Follow SR-872N/Cumberland Dr. into pt. 57. Turn R onto Colwyn St. Park & walk to visit 57-60

More About: The Ballad of Thunder Road

Cumberland Gap is mentioned in “The Ballad of Thunder Road,” a song co-written and performed by actor Robert Mitchum in 1957 and theme song of the movie "Thunder Road." The song made the Billboard Hot 100 in 1958 and 1962, then bluegrass performers Jim and Jesse (McReynolds) brought the song to the national country charts in 1967. The ballad is subtly referenced in Steve Earle’s “Copperhead Road,” another song about moonshine running.

58

Olde Mill Inn Bed & Breakfast

Enjoy modern amenities during your stay in one of The Gap's oldest standing buildings. Musket ball holes mark the 1750s cabin and water turning the mill wheel flows from a lake under The Pinnacle. Reservations required.  

Special Tags:

  • Lodging

603 Pennlyn Ave. Cumberland Gap, TN 37724

423-869-0868

Turn L onto Pennlyn Ave. to pt. 59.

More About: Daniel Boone and Wilderness Road

In 1757, Daniel Boone, an early “long hunter,” ventured across the Blue Ridge Mountains into what is now Upper East Tennessee, remaining here for several years as an explorer and land pursuer. As a young explorer, Daniel Boone and James Robertson “discovered” what is now Elizabethton in 1769, establishing the Watauga Settlement at Sycamore Shoals, now a stop on the Sunny Side: Early Country Trail.
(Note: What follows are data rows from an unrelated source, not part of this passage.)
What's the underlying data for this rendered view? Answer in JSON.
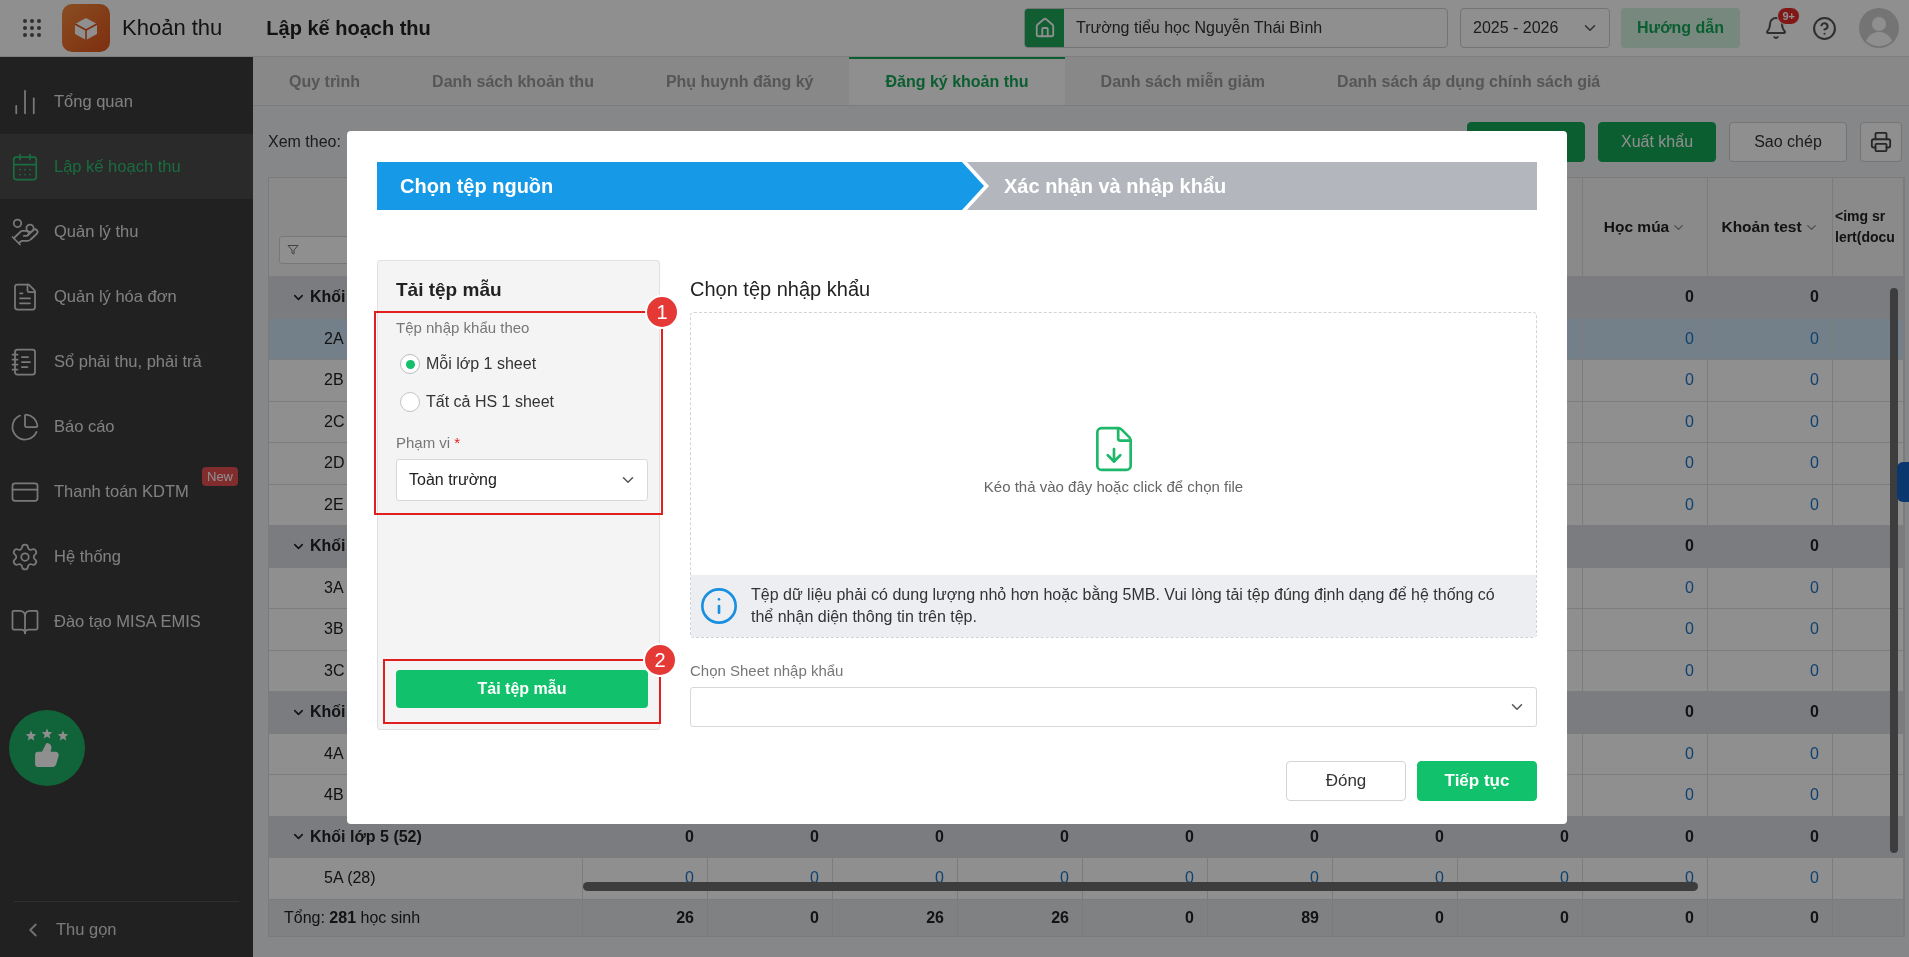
{
  "app": {
    "title": "Khoản thu",
    "page_title": "Lập kế hoạch thu",
    "school": "Trường tiểu học Nguyễn Thái Bình",
    "year": "2025 - 2026",
    "guide_button": "Hướng dẫn",
    "notification_badge": "9+"
  },
  "sidebar": {
    "items": [
      {
        "label": "Tổng quan",
        "selected": false
      },
      {
        "label": "Lập kế hoạch thu",
        "selected": true
      },
      {
        "label": "Quản lý thu",
        "selected": false
      },
      {
        "label": "Quản lý hóa đơn",
        "selected": false
      },
      {
        "label": "Sổ phải thu, phải trả",
        "selected": false
      },
      {
        "label": "Báo cáo",
        "selected": false
      },
      {
        "label": "Thanh toán KDTM",
        "selected": false,
        "badge": "New"
      },
      {
        "label": "Hệ thống",
        "selected": false
      },
      {
        "label": "Đào tạo MISA EMIS",
        "selected": false
      }
    ],
    "collapse": "Thu gọn"
  },
  "tabs": [
    {
      "label": "Quy trình",
      "selected": false
    },
    {
      "label": "Danh sách khoản thu",
      "selected": false
    },
    {
      "label": "Phụ huynh đăng ký",
      "selected": false
    },
    {
      "label": "Đăng ký khoản thu",
      "selected": true
    },
    {
      "label": "Danh sách miễn giảm",
      "selected": false
    },
    {
      "label": "Danh sách áp dụng chính sách giá",
      "selected": false
    }
  ],
  "toolbar": {
    "view_label": "Xem theo:",
    "buttons": [
      {
        "kind": "primary"
      },
      {
        "kind": "primary",
        "label": "Xuất khẩu"
      },
      {
        "kind": "secondary",
        "label": "Sao chép"
      },
      {
        "kind": "icon"
      }
    ]
  },
  "table": {
    "columns": [
      {
        "label": "Học múa"
      },
      {
        "label": "Khoản test"
      },
      {
        "lines": [
          "<img sr",
          "lert(docu"
        ]
      }
    ],
    "rows": [
      {
        "label": "Khối",
        "expanded": true,
        "values": [
          "0",
          "0"
        ],
        "children": [
          {
            "label": "2A",
            "selected": true,
            "values": [
              "0",
              "0"
            ]
          },
          {
            "label": "2B",
            "selected": false,
            "values": [
              "0",
              "0"
            ]
          },
          {
            "label": "2C",
            "selected": false,
            "values": [
              "0",
              "0"
            ]
          },
          {
            "label": "2D",
            "selected": false,
            "values": [
              "0",
              "0"
            ]
          },
          {
            "label": "2E",
            "selected": false,
            "values": [
              "0",
              "0"
            ]
          }
        ]
      },
      {
        "label": "Khối",
        "expanded": true,
        "values": [
          "0",
          "0"
        ],
        "children": [
          {
            "label": "3A",
            "selected": false,
            "values": [
              "0",
              "0"
            ]
          },
          {
            "label": "3B",
            "selected": false,
            "values": [
              "0",
              "0"
            ]
          },
          {
            "label": "3C",
            "selected": false,
            "values": [
              "0",
              "0"
            ]
          }
        ]
      },
      {
        "label": "Khối",
        "expanded": true,
        "values": [
          "0",
          "0"
        ],
        "children": [
          {
            "label": "4A",
            "selected": false,
            "values": [
              "0",
              "0"
            ]
          },
          {
            "label": "4B",
            "selected": false,
            "values": [
              "0",
              "0"
            ]
          }
        ]
      },
      {
        "label": "Khối lớp 5 (52)",
        "expanded": true,
        "values": [
          "0",
          "0",
          "0",
          "0",
          "0",
          "0",
          "0",
          "0",
          "0",
          "0"
        ],
        "children": [
          {
            "label": "5A (28)",
            "selected": false,
            "values": [
              "0",
              "0",
              "0",
              "0",
              "0",
              "0",
              "0",
              "0",
              "0",
              "0"
            ]
          }
        ]
      }
    ],
    "total": {
      "label": "Tổng: **281** học sinh",
      "values": [
        "26",
        "0",
        "26",
        "26",
        "0",
        "89",
        "0",
        "0",
        "0",
        "0"
      ]
    }
  },
  "modal": {
    "steps": [
      {
        "label": "Chọn tệp nguồn",
        "selected": true
      },
      {
        "label": "Xác nhận và nhập khẩu",
        "selected": false
      }
    ],
    "template_panel": {
      "title": "Tải tệp mẫu",
      "mode_label": "Tệp nhập khẩu theo",
      "options": [
        {
          "label": "Mỗi lớp 1 sheet",
          "selected": true
        },
        {
          "label": "Tất cả HS 1 sheet",
          "selected": false
        }
      ],
      "scope_label": "Phạm vi",
      "required_mark": "*",
      "scope_value": "Toàn trường",
      "download_button": "Tải tệp mẫu"
    },
    "import": {
      "title": "Chọn tệp nhập khẩu",
      "drop_hint": "Kéo thả vào đây hoặc click để chọn file",
      "info": "Tệp dữ liệu phải có dung lượng nhỏ hơn hoặc bằng 5MB. Vui lòng tải tệp đúng định dạng để hệ thống có thể nhận diện thông tin trên tệp.",
      "sheet_label": "Chọn Sheet nhập khẩu"
    },
    "buttons": [
      {
        "kind": "secondary",
        "label": "Đóng"
      },
      {
        "kind": "primary",
        "label": "Tiếp tục"
      }
    ],
    "callouts": [
      "1",
      "2"
    ]
  }
}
Watauga was the first permanent settlement outside the original 13 English colonies and the first majority-rule system of American Democracy. One of Boone’s greatest contributions to this area was his work in 1775 with 30 other axemen to clear and create an access corridor known as “Wilderness Road.” This route through the Cumberland Gap in the Appalachian Mountains is the path Boone took into Kentucky, where he built a fort and village called Boonesborough and settled his family.

59

Little Congress Bicycle Museum

Tour this one-of-a-kind place and to see a collection of bicycles dating to the 1800s.

Pennlyn Ave. & Llewelyn St. Cumberland Gap, TN 37724

423-869-9993

Pt. 60 is located next door to pt. 59.

60

Trail's End Antiques

Over 4,000 square feet of display space is filled to the brim with glassware, pottery, china, dolls, furniture, quilts and more.

 

 

3700 Hwy 25E Tazewell, TN 37879

423-626-0525

Go E on Pennlyn Ave. Turn L onto N. Cumberland Dr., continue on SR-872. Turn R onto US-58W, follow signs for Harrogate/Tazewell to merge onto US-25E S (East Tennessee Crossing National Scenic Byway). Go approx. 8 miles to pt. 61.

General Area:

Knoxville

Stops:

111

Get ready for White Lightning - 200 miles of unique American stories told every day through Appalachian arts and crafts, preserved buildings and sites, historic town squares and the tales of legendary characters.

The trail gets its name from the area’s history as a prohibition-era, Moonshine-Running Corridor. Rebels careened around the curves of "Thunder Road," transporting illegal, homemade corn whiskey under the cover of darkness.

More History-Changing Pioneers made their marks along this route. As you cruise through rolling hills and valleys, you'll be traveling along the path first cut by Daniel Boone himself. You'll walk with the ghosts of Civil War soldiers and coal miners, visit forts that protected the territory's first settlers and see the school where the Clinton 12 stood their ground in the name of civil rights.

And speaking of legends, no Tennessee trip would be complete without a little Musical Heritage. Visit the hometowns of country music's Roy Acuff, Chet Atkins, Kenny Chesney and Carl Smith.

Your drive takes you along parts of a National Scenic Byway: East Tennessee Crossing, with unforgettable views from the overlook atop Clinch Mountain. The Beautiful Bodies of Water you'll encounter have shaped the region's landscape and culture for hundreds of years and today attract outdoor enthusiasts of all kinds.

So buckle up, there's adventure at every turn on the White Lightning: Thunder Road to Rebels Trail.

 

The Space for Partners